[WHAT IS NEEDED]
Search the data for the string "Account" and copy each line in which it appears.
RECORDS FOR THIS EXERCISE START
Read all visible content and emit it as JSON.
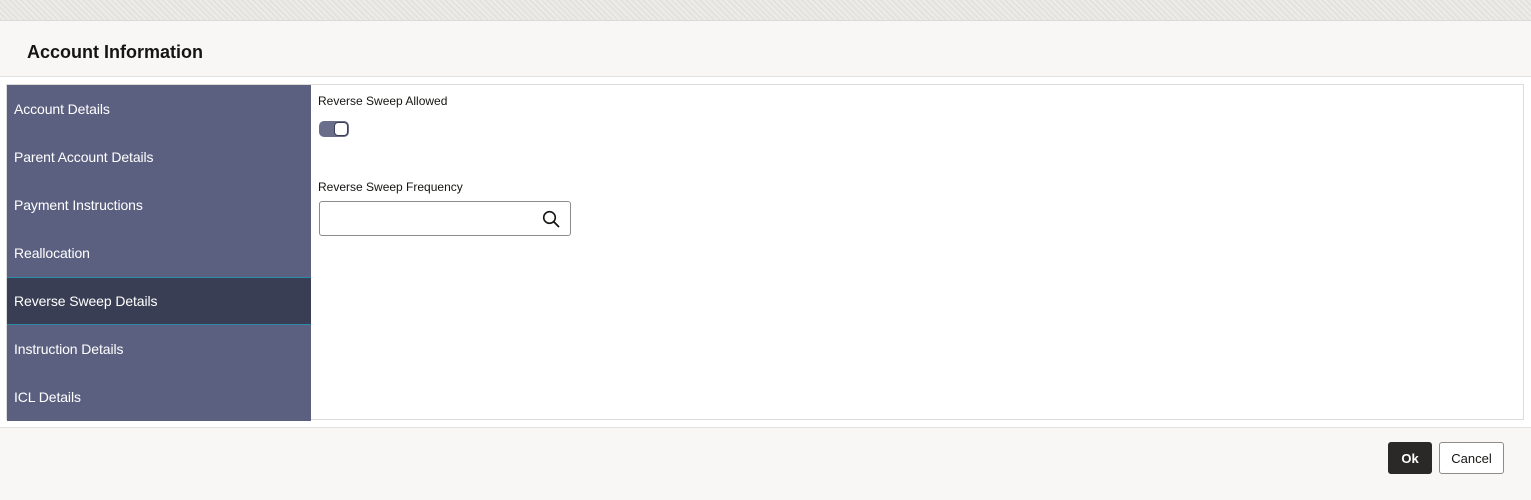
{
  "dialog": {
    "title": "Account Information"
  },
  "nav": {
    "items": [
      {
        "label": "Account Details",
        "active": false
      },
      {
        "label": "Parent Account Details",
        "active": false
      },
      {
        "label": "Payment Instructions",
        "active": false
      },
      {
        "label": "Reallocation",
        "active": false
      },
      {
        "label": "Reverse Sweep Details",
        "active": true
      },
      {
        "label": "Instruction Details",
        "active": false
      },
      {
        "label": "ICL Details",
        "active": false
      }
    ]
  },
  "form": {
    "reverse_sweep_allowed": {
      "label": "Reverse Sweep Allowed",
      "value": true
    },
    "reverse_sweep_frequency": {
      "label": "Reverse Sweep Frequency",
      "value": "",
      "icon": "search-icon"
    }
  },
  "footer": {
    "ok_label": "Ok",
    "cancel_label": "Cancel"
  },
  "colors": {
    "nav_bg": "#5c6080",
    "nav_active_bg": "#3a3e54",
    "primary_button": "#2a2927"
  }
}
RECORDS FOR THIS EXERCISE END
[SOLVED PROBLEM]
    "title": "Account Information"
        "label": "Account Details",
        "label": "Parent Account Details",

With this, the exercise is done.